PROBLEM TO SOLVE
Repeat the data exactly, please; no pictures belong in the copy.

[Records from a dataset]
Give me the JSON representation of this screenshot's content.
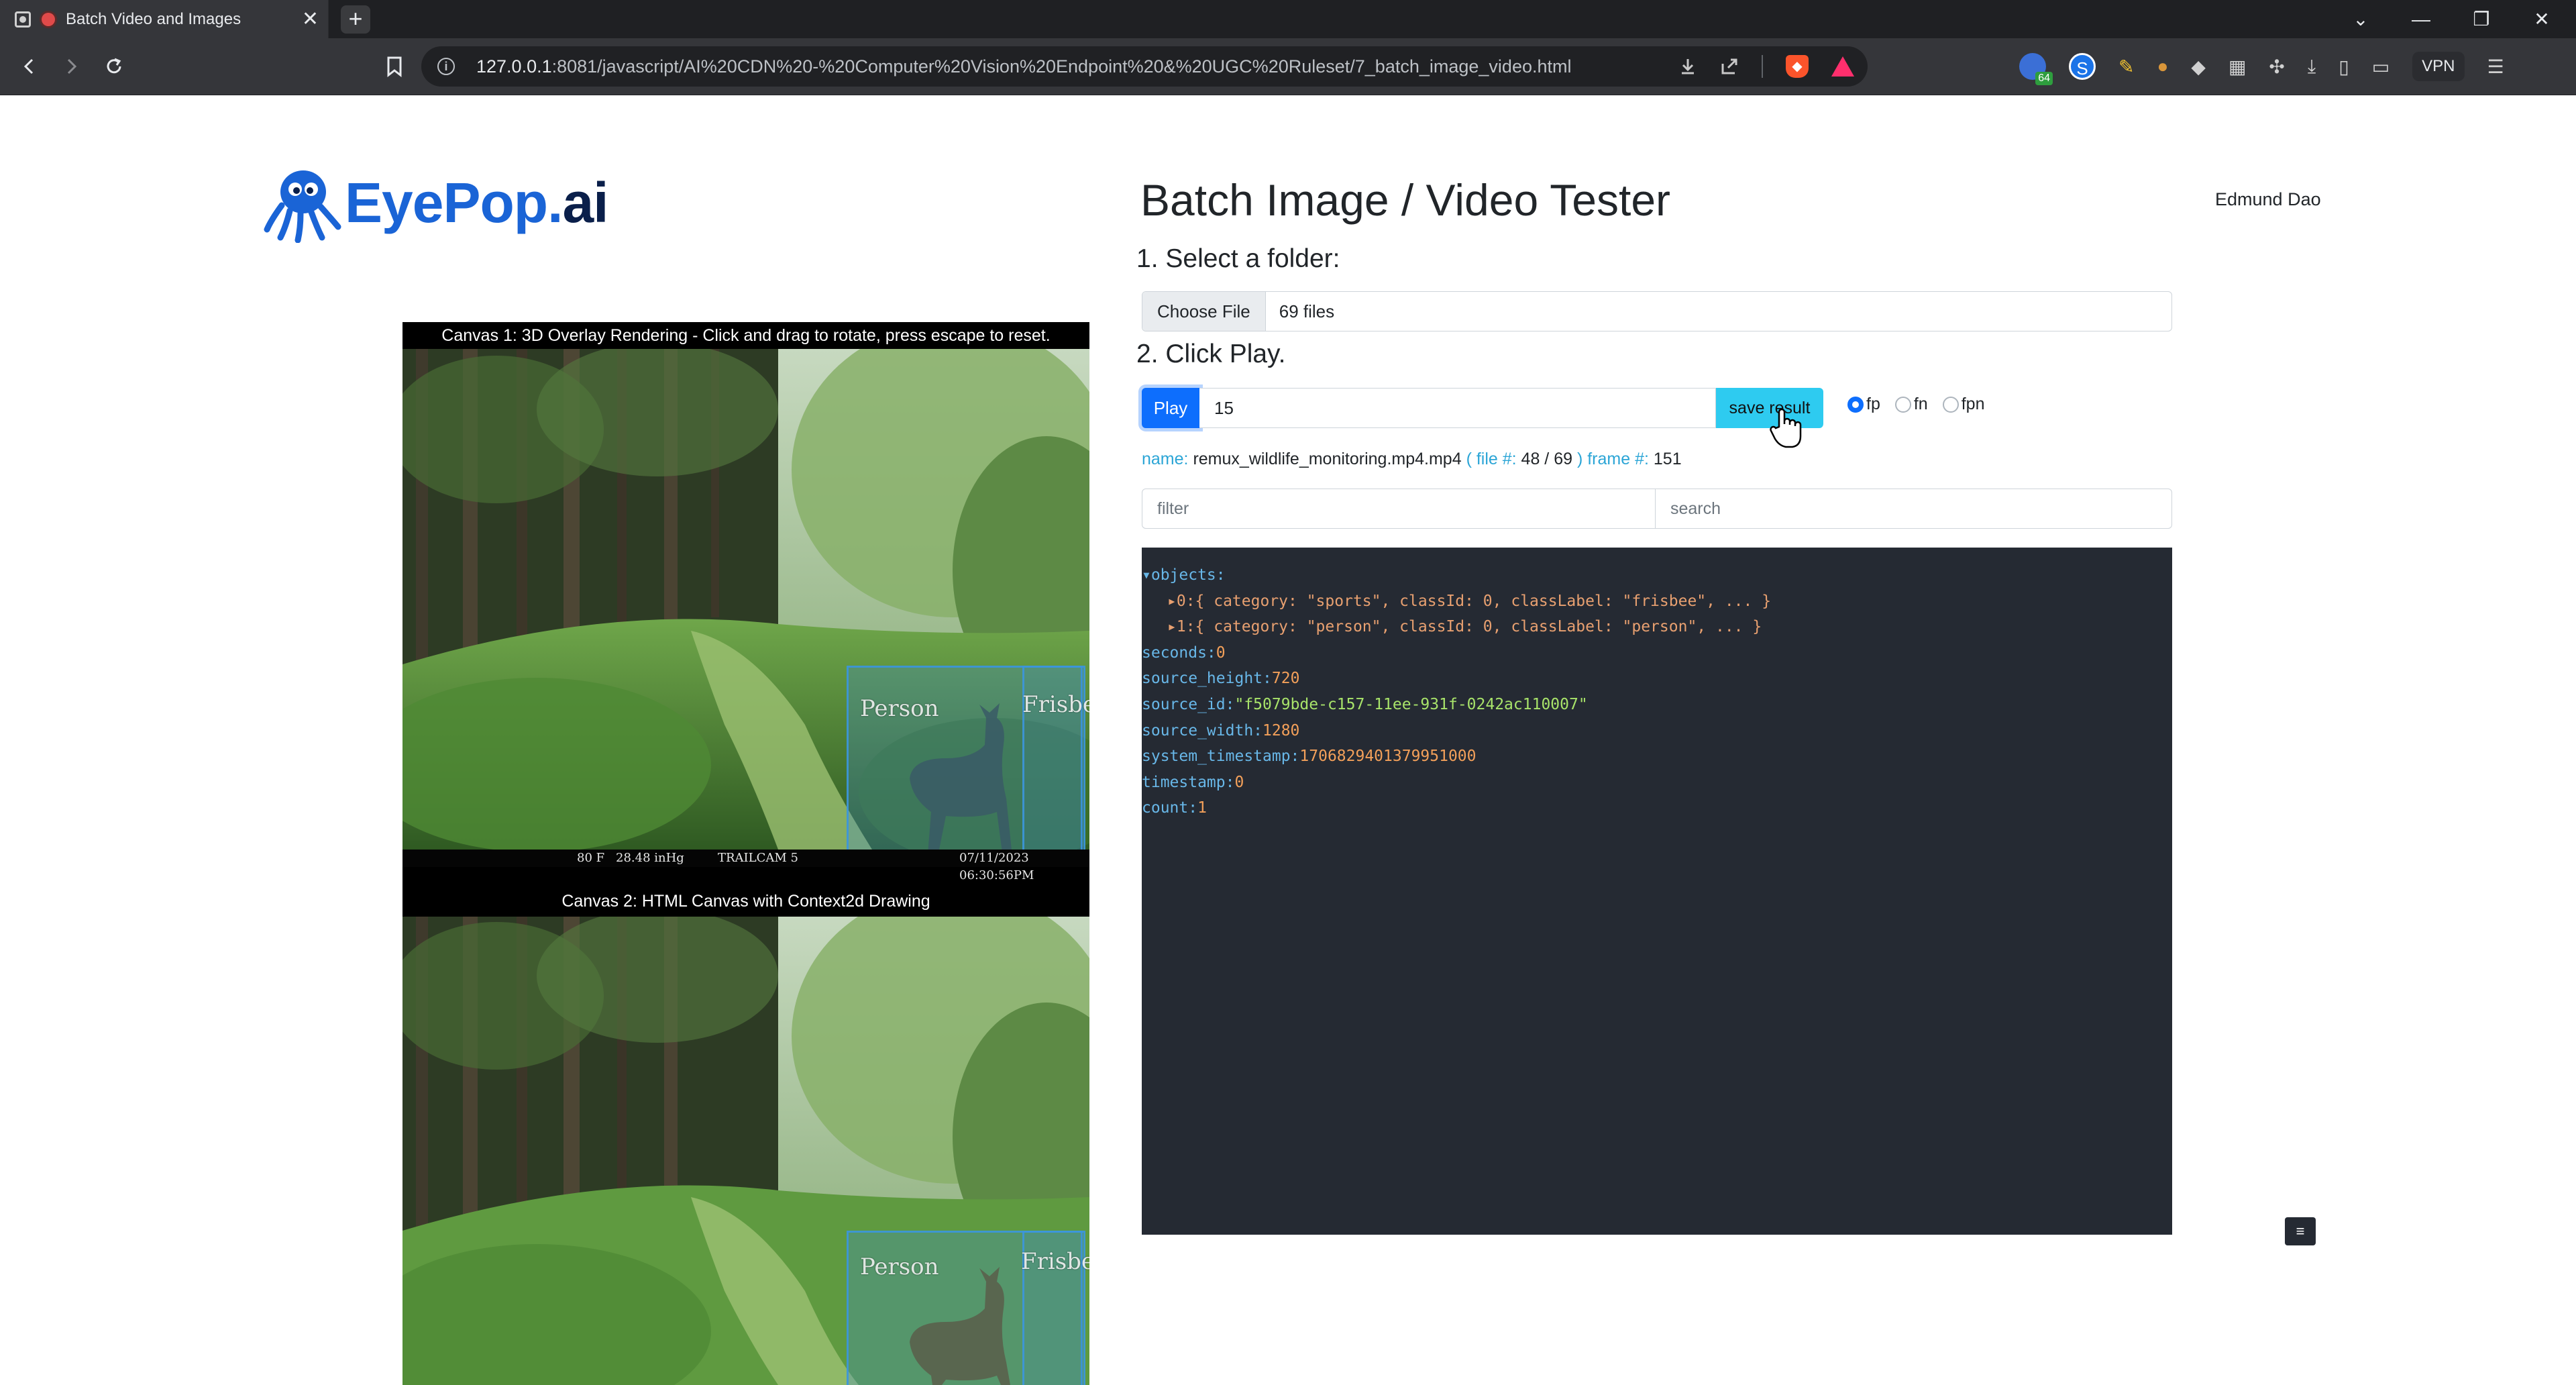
{
  "browser": {
    "tab_title": "Batch Video and Images",
    "tab_close": "✕",
    "new_tab": "+",
    "url_host": "127.0.0.1",
    "url_rest": ":8081/javascript/AI%20CDN%20-%20Computer%20Vision%20Endpoint%20&%20UGC%20Ruleset/7_batch_image_video.html",
    "ext_badge_count": "64",
    "vpn_label": "VPN",
    "window_controls": [
      "⌄",
      "—",
      "❐",
      "✕"
    ]
  },
  "header": {
    "logo_eye": "EyePop",
    "logo_dot": ".",
    "logo_ai": "ai",
    "title": "Batch Image / Video Tester",
    "user": "Edmund Dao"
  },
  "steps": {
    "step1": "1. Select a folder:",
    "step2": "2. Click Play."
  },
  "file_picker": {
    "button": "Choose File",
    "status": "69 files"
  },
  "controls": {
    "play": "Play",
    "frame_value": "15",
    "save": "save result",
    "radios": [
      {
        "label": "fp",
        "checked": true
      },
      {
        "label": "fn",
        "checked": false
      },
      {
        "label": "fpn",
        "checked": false
      }
    ]
  },
  "info": {
    "name_key": "name:",
    "name_val": "remux_wildlife_monitoring.mp4.mp4",
    "file_key_open": "( file #:",
    "file_val": "48 / 69",
    "file_key_close": ")",
    "frame_key": "frame #:",
    "frame_val": "151"
  },
  "filters": {
    "filter_placeholder": "filter",
    "search_placeholder": "search"
  },
  "json_view": {
    "objects_key": "▾objects:",
    "obj0": "▸0:{ category: \"sports\", classId: 0, classLabel: \"frisbee\", ... }",
    "obj1": "▸1:{ category: \"person\", classId: 0, classLabel: \"person\", ... }",
    "fields": [
      {
        "key": "seconds:",
        "value": "0",
        "type": "num"
      },
      {
        "key": "source_height:",
        "value": "720",
        "type": "num"
      },
      {
        "key": "source_id:",
        "value": "\"f5079bde-c157-11ee-931f-0242ac110007\"",
        "type": "str"
      },
      {
        "key": "source_width:",
        "value": "1280",
        "type": "num"
      },
      {
        "key": "system_timestamp:",
        "value": "1706829401379951000",
        "type": "num"
      },
      {
        "key": "timestamp:",
        "value": "0",
        "type": "num"
      },
      {
        "key": "count:",
        "value": "1",
        "type": "num"
      }
    ]
  },
  "canvas1": {
    "caption": "Canvas 1: 3D Overlay Rendering - Click and drag to rotate, press escape to reset.",
    "stamp_temp": "80 F",
    "stamp_pressure": "28.48 inHg",
    "stamp_cam": "TRAILCAM 5",
    "stamp_datetime": "07/11/2023 06:30:56PM",
    "label_person": "Person",
    "label_frisbee": "Frisbee"
  },
  "canvas2": {
    "caption": "Canvas 2: HTML Canvas with Context2d Drawing",
    "label_person": "Person",
    "label_frisbee": "Frisbee"
  },
  "misc": {
    "corner_button": "≡"
  }
}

ANSWER BOX
Give me the JSON representation of this screenshot's content.
{
  "browser": {
    "tab_title": "Batch Video and Images",
    "tab_close": "✕",
    "new_tab": "+",
    "url_host": "127.0.0.1",
    "url_rest": ":8081/javascript/AI%20CDN%20-%20Computer%20Vision%20Endpoint%20&%20UGC%20Ruleset/7_batch_image_video.html",
    "ext_badge_count": "64",
    "vpn_label": "VPN",
    "window_controls": [
      "⌄",
      "—",
      "❐",
      "✕"
    ]
  },
  "header": {
    "logo_eye": "EyePop",
    "logo_dot": ".",
    "logo_ai": "ai",
    "title": "Batch Image / Video Tester",
    "user": "Edmund Dao"
  },
  "steps": {
    "step1": "1. Select a folder:",
    "step2": "2. Click Play."
  },
  "file_picker": {
    "button": "Choose File",
    "status": "69 files"
  },
  "controls": {
    "play": "Play",
    "frame_value": "15",
    "save": "save result",
    "radios": [
      {
        "label": "fp",
        "checked": true
      },
      {
        "label": "fn",
        "checked": false
      },
      {
        "label": "fpn",
        "checked": false
      }
    ]
  },
  "info": {
    "name_key": "name:",
    "name_val": "remux_wildlife_monitoring.mp4.mp4",
    "file_key_open": "( file #:",
    "file_val": "48 / 69",
    "file_key_close": ")",
    "frame_key": "frame #:",
    "frame_val": "151"
  },
  "filters": {
    "filter_placeholder": "filter",
    "search_placeholder": "search"
  },
  "json_view": {
    "objects_key": "▾objects:",
    "obj0": "▸0:{ category: \"sports\", classId: 0, classLabel: \"frisbee\", ... }",
    "obj1": "▸1:{ category: \"person\", classId: 0, classLabel: \"person\", ... }",
    "fields": [
      {
        "key": "seconds:",
        "value": "0",
        "type": "num"
      },
      {
        "key": "source_height:",
        "value": "720",
        "type": "num"
      },
      {
        "key": "source_id:",
        "value": "\"f5079bde-c157-11ee-931f-0242ac110007\"",
        "type": "str"
      },
      {
        "key": "source_width:",
        "value": "1280",
        "type": "num"
      },
      {
        "key": "system_timestamp:",
        "value": "1706829401379951000",
        "type": "num"
      },
      {
        "key": "timestamp:",
        "value": "0",
        "type": "num"
      },
      {
        "key": "count:",
        "value": "1",
        "type": "num"
      }
    ]
  },
  "canvas1": {
    "caption": "Canvas 1: 3D Overlay Rendering - Click and drag to rotate, press escape to reset.",
    "stamp_temp": "80 F",
    "stamp_pressure": "28.48 inHg",
    "stamp_cam": "TRAILCAM 5",
    "stamp_datetime": "07/11/2023 06:30:56PM",
    "label_person": "Person",
    "label_frisbee": "Frisbee"
  },
  "canvas2": {
    "caption": "Canvas 2: HTML Canvas with Context2d Drawing",
    "label_person": "Person",
    "label_frisbee": "Frisbee"
  },
  "misc": {
    "corner_button": "≡"
  }
}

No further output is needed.